Complex Analysis/Complex numbers
The field of the complex numbers[edit | edit source]
Historically, it was observed that the equation has no solution for a real (since for ). Since mathematicians wanted to solve this equation, they just defined a number , called the imaginary unit, such that . Of course, there exists no such number. But if we write a two-tuple with as and calculate with these two-tuples using the calculation rule , that is,
(where we already wrote a two-tuple as , which we will continue to do throughout this book), then the set of all two-tuples with this addition and multiplication forms a field. Indeed, the required axioms for a commutative ring are easy to check, and an inverse of , and not both zero, is given by
as can be checked by a direct computation.
A complex number is a two-tuple of real numbers , written , where is called the real part of the number and is called the imaginary part.

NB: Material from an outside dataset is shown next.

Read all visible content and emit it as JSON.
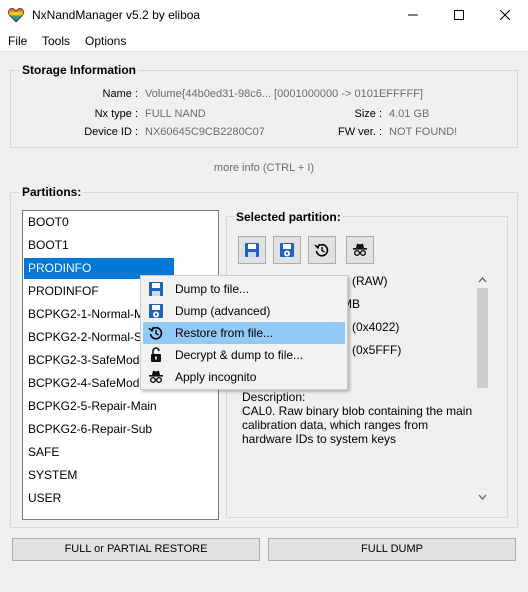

The field of the complex numbers, denoted by , is the set of all such numbers, together with addition
Absolute value, conjugation[edit | edit source]
To each complex number, we can assign an absolute value as follows: A complex number () is actually a two-tuple , which is as such an element of . Now in , we have the Euclidean absolute value, namely
and thus we just define:
The absolute value of a complex number is defined as
Note that the absolute value of the absolute value of a complex number is always a real number, since the root function maps everything in to (in fact to ).
To each complex number (), we also assign a different quantity, which is obtained by reflecting along the first axis:
Let a complex number be given. Then the conjugate of , denoted , is defined as
That is, the second component changed sign; if, in precise terms, , then .
Let two complex number be given. Then
With this notation, we can write the absolute value of a complex only in terms of without referring to or :
Let a complex number be given. Then
Here juxtaposition denotes multiplication, as usual (albeit complex multiplication in this case).
From this follows that the absolute value has the following crucial property:
Let be complex numbers. Then
by theorems 1.4 and 1.5. Note that the argument of the square roots was always real.
The complex plane[edit | edit source]
Since each complex number is in fact a two-tuple , , the set of all complex numbers can be visualized as the plane, where is the first coordinate and the second coordinate. The situation is indicated in the following picture:
The horizontal axis (or -axis) indicates the real part and the vertical (or -) axis indicates the imaginary part.
Exercises[edit | edit source]
- Compute the absolute value of the following complex numbers: , , .
- Assume that and are natural numbers which can be written as the sum of two squares of natural numbers: and for some . Prove that the product can also be written as the sum of two squares. Hint: Plug in that (and similarly for ) and use the rules of computation for complex numbers.
- Prove the following relation connecting complex multiplication and the standard scalar product of : .
- This exercise introduces central concepts in algebra. Make yourself familiar with the concept of a field in algebra. If is a field, a subfield is defined to be a subset of which is closed under the addition, multiplication, subtraction and division inherited from and contains the elements and (ie. the neutral elements of addition and multiplication) of . Prove:
- Let be a family of subfields of a field . Prove that the intersection is also a subfield of .
- Make yourself familiar with the concept of a partially ordered set, and prove that the set of subfields of a given field is partially ordered by inclusion (ie. ). Prove that with regard to that order, any family of subfields has a greatest lower bound.
- Prove that a field has a smallest subfield, called the prime field, and identify the prime field of .